- Symptoms: The symptoms of ovarian cancer can be vague and difficult to detect, especially in the early stages of the disease. They may include bloating, abdominal or pelvic pain, difficulty eating or feeling full quickly, urinary symptoms, and fatigue.
- Diagnosis: If ovarian cancer is suspected, a doctor may perform a pelvic exam, blood tests, and imaging tests such as an ultrasound, CT scan, or MRI. A biopsy may also be necessary to confirm the diagnosis.
- Stages: Ovarian cancer is staged based on how far the cancer has spread. The stages range from stage 1, when the cancer is confined to the ovaries, to stage 4, when the cancer has spread to other organs in the body.
- Treatment options: The treatment for ovarian cancer depends on the stage of the cancer, the patient’s overall health, and other factors. Treatment options may include surgery, chemotherapy, targeted therapy, and radiation therapy.

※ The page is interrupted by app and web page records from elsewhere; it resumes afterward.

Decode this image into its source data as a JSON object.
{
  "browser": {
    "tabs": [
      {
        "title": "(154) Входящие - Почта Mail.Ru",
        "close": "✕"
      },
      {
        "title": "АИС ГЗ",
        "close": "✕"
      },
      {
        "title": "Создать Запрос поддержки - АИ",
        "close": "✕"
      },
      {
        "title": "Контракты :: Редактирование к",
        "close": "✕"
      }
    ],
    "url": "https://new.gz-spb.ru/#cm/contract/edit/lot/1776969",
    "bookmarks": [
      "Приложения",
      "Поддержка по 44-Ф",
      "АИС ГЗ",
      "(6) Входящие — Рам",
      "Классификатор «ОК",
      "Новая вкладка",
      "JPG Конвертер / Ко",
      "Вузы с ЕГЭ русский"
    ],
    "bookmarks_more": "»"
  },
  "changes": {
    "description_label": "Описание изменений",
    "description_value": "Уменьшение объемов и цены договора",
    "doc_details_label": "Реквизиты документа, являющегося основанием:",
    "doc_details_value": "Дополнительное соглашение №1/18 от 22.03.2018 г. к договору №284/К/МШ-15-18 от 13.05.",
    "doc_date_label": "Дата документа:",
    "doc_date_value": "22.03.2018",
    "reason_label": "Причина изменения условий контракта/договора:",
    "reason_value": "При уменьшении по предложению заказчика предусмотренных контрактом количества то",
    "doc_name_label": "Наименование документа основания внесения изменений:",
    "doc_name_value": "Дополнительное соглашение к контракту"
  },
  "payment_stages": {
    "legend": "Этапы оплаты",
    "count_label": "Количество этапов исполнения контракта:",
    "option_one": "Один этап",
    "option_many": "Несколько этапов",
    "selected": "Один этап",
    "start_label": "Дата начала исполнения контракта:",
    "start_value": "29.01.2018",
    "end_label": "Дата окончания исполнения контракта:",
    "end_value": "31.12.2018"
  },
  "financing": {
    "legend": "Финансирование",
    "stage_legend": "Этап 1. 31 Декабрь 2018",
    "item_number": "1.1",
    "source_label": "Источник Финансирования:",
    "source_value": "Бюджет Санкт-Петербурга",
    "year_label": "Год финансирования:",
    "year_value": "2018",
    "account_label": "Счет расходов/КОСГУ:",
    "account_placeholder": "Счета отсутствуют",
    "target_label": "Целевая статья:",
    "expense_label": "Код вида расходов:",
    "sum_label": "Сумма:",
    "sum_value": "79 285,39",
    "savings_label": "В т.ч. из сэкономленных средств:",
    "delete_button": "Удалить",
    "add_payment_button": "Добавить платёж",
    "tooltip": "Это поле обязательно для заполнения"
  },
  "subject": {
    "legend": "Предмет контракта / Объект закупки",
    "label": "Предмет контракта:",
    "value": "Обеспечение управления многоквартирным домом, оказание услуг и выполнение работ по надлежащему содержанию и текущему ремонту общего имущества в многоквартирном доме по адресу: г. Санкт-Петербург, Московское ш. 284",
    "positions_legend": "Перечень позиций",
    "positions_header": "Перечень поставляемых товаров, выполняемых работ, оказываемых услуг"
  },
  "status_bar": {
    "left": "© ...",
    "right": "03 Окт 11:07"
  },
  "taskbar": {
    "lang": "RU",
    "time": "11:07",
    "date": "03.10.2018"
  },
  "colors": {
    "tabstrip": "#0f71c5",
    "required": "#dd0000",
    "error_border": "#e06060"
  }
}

- Surgery: Surgery is often the first step in treating ovarian cancer. The goal of surgery is to remove as much of the cancer as possible. Depending on the stage of the cancer and other factors, a surgeon may perform a total hysterectomy, removal of both ovaries and fallopian tubes, and removal of other nearby organs or tissues.
- Chemotherapy: Chemotherapy is a type of cancer treatment that uses drugs to kill cancer cells. It is often used after surgery to kill any remaining cancer cells. Chemotherapy can be given intravenously or by mouth.
- Targeted therapy: Targeted therapy is a type of cancer treatment that uses drugs to target specific proteins or genes that contribute to the growth of cancer cells. It may be used in combination with chemotherapy.
- Radiation therapy: Radiation therapy uses high-energy radiation to kill cancer cells. It may be used to shrink tumors before surgery or to kill any remaining cancer cells after surgery.
- Follow-up care: After treatment, it is important to have regular follow-up care to monitor for any signs of recurrence. This may include blood tests, imaging tests, and physical exams.
If you have been diagnosed with ovarian cancer, it is important to work closely with your doctor to develop a treatment plan that is right for you. With the right treatment and follow-up care, many women with ovarian cancer can live long and healthy lives.